The new process is really an accounting change and will give a more precise measure of ALL customer interest.
Previously many dealers would bid for customers with a direct bid and then sell that award to the client. The bid was not the dealers and the dealer had no risk in the transaction as the client had agreed to take the bonds at a price.
The Treasury, with the change in procedure, is providing market transparency which was only available before to those who submitted those customer bids as direct bids. That dealer would know that a substantially larger amount of bonds had been “put away” or sold to end users than was actually being reported.
Under the old system the award to the dealers was larger as the customer bid was included in the dealers bid. In that way the total to dealers was misleading as it made it look as though dealers were buying more bonds than they truly were. This gave an unfair advantage to the dealer who submitted the investor bid.
Simply stated many people look at the dealer total and view those bonds as bonds that will be quickly flipped back into the street. Now the number will be more accurate and in the aggregate we will have a better handle on total client demand.
There is also a very inside baseball game here. The Federal Reserve reviews the participation of primary dealers in the auction process. I know factually that some smaller dealers were hassled for the small percentage of the auction for which they bid. The Federal Reserve would sometimes compare different dealers and critique some for lack of participation relative to a peer.
In fact some dealers were bulking up their totals by including the client bid as their own and in that way overstating their participation. Now the Fed and the Treasury will have a better handle on the true participation rates of the various parties.
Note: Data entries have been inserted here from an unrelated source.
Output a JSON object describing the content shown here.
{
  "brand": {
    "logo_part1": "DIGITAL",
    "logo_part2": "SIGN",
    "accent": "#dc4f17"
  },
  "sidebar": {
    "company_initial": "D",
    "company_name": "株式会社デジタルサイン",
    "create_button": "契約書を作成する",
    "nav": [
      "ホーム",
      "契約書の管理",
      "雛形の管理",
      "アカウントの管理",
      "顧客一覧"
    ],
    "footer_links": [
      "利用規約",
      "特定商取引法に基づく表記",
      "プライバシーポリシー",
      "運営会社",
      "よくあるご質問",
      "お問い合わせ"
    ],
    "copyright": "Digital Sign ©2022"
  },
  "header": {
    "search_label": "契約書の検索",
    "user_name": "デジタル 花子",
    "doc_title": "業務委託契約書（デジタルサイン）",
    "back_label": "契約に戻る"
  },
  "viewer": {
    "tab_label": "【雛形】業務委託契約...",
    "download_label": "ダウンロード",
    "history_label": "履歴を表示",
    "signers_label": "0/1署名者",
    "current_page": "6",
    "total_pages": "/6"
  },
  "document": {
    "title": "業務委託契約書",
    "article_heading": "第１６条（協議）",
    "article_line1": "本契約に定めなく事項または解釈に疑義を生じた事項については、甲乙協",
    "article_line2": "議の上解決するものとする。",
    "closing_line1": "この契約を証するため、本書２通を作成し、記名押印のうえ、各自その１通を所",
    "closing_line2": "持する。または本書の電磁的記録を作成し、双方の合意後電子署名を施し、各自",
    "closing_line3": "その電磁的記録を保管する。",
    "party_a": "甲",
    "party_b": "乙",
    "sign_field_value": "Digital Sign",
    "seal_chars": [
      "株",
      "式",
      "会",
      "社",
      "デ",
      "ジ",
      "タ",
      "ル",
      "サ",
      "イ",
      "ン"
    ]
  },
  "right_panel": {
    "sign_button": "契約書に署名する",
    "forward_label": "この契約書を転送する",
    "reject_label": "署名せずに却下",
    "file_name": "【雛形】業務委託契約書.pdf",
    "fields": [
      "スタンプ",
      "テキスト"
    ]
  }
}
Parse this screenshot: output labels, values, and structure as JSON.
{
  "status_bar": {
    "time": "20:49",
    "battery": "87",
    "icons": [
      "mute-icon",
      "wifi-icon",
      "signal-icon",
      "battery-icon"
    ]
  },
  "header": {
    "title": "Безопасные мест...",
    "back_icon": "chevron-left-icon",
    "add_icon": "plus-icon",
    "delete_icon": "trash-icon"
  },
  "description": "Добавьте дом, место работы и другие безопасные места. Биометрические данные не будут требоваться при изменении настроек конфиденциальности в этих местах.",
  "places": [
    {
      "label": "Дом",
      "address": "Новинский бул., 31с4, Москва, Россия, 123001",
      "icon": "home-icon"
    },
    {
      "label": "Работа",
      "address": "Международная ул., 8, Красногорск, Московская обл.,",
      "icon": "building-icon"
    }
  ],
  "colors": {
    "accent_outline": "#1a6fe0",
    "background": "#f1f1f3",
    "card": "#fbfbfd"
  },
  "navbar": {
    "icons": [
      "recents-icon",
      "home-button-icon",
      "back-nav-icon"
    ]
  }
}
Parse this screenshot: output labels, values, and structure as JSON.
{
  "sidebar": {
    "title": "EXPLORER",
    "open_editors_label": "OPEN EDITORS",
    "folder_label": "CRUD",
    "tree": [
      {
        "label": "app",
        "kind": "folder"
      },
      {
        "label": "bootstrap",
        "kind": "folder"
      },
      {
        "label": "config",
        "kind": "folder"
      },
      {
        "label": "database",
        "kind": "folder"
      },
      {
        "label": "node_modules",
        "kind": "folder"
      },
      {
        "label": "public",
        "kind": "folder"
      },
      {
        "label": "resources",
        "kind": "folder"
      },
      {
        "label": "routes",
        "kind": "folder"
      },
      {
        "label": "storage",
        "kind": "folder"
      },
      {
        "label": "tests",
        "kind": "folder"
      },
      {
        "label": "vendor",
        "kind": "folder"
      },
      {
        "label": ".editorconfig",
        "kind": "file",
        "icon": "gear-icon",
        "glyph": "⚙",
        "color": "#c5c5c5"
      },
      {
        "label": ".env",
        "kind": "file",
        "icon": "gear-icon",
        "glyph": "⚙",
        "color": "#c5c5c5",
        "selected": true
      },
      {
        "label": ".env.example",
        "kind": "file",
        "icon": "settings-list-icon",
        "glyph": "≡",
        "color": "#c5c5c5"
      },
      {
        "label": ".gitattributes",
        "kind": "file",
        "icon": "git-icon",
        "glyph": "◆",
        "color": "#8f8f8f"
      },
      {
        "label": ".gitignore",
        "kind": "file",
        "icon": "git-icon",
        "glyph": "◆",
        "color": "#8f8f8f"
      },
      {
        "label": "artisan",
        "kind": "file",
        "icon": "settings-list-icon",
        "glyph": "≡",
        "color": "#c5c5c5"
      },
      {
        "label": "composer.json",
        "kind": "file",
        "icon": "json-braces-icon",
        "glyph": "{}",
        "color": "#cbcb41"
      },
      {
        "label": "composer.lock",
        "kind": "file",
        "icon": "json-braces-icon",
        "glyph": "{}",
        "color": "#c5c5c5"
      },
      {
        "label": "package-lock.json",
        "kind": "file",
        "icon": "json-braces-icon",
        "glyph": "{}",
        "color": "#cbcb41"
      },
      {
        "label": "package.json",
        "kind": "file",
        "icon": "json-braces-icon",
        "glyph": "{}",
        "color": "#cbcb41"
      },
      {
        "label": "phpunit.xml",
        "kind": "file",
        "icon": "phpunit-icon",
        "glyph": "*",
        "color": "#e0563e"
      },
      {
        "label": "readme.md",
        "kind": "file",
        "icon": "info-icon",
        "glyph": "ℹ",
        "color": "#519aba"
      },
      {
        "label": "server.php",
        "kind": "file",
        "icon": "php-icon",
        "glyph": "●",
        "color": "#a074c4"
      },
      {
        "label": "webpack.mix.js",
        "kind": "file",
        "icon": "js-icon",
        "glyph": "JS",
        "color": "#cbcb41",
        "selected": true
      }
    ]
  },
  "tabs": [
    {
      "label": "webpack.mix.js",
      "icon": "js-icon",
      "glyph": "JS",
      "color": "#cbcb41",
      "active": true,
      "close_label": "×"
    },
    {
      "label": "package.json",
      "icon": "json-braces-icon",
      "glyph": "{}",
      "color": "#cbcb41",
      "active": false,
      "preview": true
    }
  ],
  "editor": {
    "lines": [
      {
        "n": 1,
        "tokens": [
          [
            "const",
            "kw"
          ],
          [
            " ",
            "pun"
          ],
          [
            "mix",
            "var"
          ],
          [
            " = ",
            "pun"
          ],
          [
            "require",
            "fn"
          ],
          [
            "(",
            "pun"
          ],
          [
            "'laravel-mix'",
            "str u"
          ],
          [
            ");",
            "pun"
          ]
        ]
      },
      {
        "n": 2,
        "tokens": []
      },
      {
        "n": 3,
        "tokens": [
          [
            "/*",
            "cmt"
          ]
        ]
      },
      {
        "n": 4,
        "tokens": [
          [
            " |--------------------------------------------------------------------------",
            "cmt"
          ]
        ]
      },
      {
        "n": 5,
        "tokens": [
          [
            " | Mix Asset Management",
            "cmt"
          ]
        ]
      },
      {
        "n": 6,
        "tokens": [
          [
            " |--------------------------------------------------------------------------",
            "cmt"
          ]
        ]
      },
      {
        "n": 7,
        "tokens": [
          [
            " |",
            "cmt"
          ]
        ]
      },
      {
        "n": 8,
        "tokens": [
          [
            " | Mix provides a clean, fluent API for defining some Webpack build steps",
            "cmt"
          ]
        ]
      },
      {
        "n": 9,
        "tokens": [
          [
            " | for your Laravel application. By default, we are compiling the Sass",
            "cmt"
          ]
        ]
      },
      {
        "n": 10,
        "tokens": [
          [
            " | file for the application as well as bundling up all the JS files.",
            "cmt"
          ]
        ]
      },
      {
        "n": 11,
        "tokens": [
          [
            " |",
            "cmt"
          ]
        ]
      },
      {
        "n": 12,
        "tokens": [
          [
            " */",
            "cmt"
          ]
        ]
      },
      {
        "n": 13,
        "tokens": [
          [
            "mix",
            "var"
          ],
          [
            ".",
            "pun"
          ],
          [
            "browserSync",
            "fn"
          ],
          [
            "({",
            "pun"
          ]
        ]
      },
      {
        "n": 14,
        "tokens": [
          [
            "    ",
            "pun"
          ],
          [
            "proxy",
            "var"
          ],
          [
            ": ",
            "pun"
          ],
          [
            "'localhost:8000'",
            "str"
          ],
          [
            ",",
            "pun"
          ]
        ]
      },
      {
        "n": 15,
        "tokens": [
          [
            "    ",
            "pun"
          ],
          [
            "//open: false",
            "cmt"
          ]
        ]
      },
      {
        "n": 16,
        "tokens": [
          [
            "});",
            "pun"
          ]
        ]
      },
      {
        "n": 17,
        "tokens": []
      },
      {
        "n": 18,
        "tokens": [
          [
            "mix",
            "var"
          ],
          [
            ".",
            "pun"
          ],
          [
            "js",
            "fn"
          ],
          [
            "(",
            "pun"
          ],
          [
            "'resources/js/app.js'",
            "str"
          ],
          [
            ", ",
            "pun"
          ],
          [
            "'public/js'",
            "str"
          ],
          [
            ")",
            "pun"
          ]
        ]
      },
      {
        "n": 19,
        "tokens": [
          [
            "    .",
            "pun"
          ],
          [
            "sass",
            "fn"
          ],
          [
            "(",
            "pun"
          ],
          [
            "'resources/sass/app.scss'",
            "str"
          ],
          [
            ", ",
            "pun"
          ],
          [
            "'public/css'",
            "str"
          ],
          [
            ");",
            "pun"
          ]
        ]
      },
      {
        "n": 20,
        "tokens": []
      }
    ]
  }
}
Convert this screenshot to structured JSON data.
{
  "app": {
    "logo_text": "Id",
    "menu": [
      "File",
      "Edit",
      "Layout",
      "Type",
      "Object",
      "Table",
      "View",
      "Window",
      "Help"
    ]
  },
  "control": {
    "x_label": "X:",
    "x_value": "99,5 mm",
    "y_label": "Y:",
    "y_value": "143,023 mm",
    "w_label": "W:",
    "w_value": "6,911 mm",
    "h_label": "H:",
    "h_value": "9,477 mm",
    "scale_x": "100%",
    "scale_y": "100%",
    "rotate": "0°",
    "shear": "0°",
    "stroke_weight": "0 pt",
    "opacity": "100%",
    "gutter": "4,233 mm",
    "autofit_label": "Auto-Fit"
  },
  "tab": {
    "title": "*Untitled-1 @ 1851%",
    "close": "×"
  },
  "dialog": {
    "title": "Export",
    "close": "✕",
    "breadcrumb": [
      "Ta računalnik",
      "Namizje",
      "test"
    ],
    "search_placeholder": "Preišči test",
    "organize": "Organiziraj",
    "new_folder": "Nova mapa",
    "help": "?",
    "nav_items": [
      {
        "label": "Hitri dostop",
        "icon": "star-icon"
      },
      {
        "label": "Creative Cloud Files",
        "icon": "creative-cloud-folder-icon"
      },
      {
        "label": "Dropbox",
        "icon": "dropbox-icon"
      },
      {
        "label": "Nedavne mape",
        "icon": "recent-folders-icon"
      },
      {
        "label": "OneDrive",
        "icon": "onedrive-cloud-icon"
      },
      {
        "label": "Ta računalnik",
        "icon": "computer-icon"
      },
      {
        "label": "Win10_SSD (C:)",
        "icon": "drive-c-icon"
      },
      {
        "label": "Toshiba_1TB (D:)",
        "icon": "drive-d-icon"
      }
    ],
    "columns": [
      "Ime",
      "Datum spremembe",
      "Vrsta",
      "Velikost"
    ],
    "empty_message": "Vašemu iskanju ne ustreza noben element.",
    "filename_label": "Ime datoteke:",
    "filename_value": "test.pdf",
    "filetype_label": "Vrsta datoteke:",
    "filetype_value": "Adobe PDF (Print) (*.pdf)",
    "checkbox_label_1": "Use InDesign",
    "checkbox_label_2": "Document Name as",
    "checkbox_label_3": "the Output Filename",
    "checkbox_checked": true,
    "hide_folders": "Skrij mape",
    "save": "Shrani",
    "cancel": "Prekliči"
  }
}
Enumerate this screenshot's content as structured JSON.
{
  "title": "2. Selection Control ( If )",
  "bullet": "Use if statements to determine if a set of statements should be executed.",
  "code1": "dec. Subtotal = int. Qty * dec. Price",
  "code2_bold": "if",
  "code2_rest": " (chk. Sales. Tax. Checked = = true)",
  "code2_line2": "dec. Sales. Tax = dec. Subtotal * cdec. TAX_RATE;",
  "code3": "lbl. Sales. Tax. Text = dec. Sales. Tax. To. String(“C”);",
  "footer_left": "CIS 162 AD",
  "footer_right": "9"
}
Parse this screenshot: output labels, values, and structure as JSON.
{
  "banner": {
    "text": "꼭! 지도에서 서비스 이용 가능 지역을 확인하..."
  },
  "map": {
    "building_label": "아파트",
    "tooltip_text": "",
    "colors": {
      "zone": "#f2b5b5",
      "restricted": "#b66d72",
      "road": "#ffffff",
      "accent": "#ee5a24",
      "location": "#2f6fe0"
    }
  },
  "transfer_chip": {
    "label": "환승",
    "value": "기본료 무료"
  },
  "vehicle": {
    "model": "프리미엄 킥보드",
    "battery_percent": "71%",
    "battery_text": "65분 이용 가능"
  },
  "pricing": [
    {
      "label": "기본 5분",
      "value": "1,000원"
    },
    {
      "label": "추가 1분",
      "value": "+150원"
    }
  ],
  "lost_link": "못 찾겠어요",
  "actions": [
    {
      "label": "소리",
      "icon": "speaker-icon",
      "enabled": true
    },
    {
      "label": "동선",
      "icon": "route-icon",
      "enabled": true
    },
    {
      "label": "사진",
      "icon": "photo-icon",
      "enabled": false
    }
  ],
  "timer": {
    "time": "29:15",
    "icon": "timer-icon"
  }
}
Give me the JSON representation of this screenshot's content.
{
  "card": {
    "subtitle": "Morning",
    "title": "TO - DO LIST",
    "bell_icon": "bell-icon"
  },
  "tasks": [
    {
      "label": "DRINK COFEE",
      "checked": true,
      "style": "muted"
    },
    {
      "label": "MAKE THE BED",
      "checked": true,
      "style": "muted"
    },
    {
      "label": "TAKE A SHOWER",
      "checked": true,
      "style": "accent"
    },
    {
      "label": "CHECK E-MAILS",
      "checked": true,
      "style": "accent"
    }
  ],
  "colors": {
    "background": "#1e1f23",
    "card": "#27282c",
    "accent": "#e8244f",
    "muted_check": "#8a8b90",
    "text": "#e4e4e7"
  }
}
All of this sprang from the famous Solomon Brothers bidding scandal in the two year note auction in ( I believe ) May 1991. I will leave the details of that for a slow July Friday.